“The diverse systems affected by endocrine-disrupting chemicals likely include all hormonal systems and range from those controlling development and function of reproductive organs to the tissues and organs regulating metabolism and satiety. Effects on these systems can lead to obesity, infertility, or reduced fertility, learning and memory difficulties, adult-onset diabetes, or cardiovascular disease, as well as a variety of other diseases.”

Tips to Avoid Toxic Plastic Chemicals

  • Avoid processed and packaged foods are a common source of chemicals such as BPA and phthalates. Wash fresh produce well, especially if it’s not organically grown.
  • Canned food and drink in paper boxes are rich in xeno-estrogen. The resin that coated inside the can and the surface of inside drink in paper container are estrogen mimicking chemical.
  • Choose grass-pastured, sustainably raised meats and dairy to reduce your exposure to hormones, pesticides, and fertilizers.
  • Rather than eating conventional or farm-raised fish, which are often heavily contaminated with PCBs and mercury, supplement with a high-quality krill oil, or eat fish that is wild-caught and lab tested for purity
  • Buy products that come in glass bottles rather than plastic or cans, as chemicals can leach out of plastics (and plastic can linings), into the contents; be aware that even “BPA-free” plastics typically leach other endocrine-disrupting chemicals that are just as bad for you as BPA.
  • Use glass baby bottles. Never use plastic bottle for baby feeding.
  • Store your food and beverages in glass, rather than plastic.
  • Replace your non-stick pots and pans with ceramic or glass cookware, or at least stainless steel.
  • When buying new products such as furniture, mattresses, or carpet padding, consider buying flame retardant free varieties, containing naturally less flammable materials, such as leather, wool, cotton, silk, and Kevlar.
  • Avoid stain- and water-resistant clothing, furniture, and carpets to avoid perfluorinated chemicals (PFCs).
  • Make sure your baby’s toys are BPA-free, such as pacifiers, teething rings, and anything your child may be prone to suck or chew on — even books, which are often plasticized. It’s advisable to avoid all plastic, especially flexible varieties.
  • Use natural cleaning products or make your own. Avoid those containing 2-butoxyethanol (EGBE) and methoxydiglycol (DEGME) — two toxic glycol ethers that can compromise your fertility and cause fetal harm.
  • Switch over to organic toiletries, including shampoo, toothpaste, antiperspirants, and cosmetics.
  • Replace feminine hygiene products (tampons and sanitary pads) with safer alternatives.

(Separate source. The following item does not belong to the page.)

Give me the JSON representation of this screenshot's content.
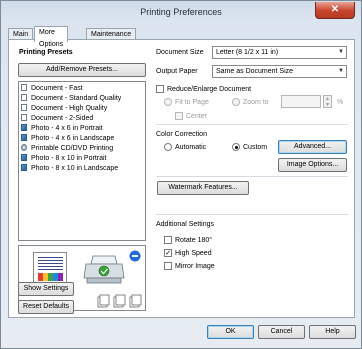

  • Look for fragrance-free products. One artificial fragrance can contain hundreds — even thousands — of potentially toxic chemicals. Avoid fabric softeners and dryer sheets, which contain a mishmash of synthetic chemicals and fragrances.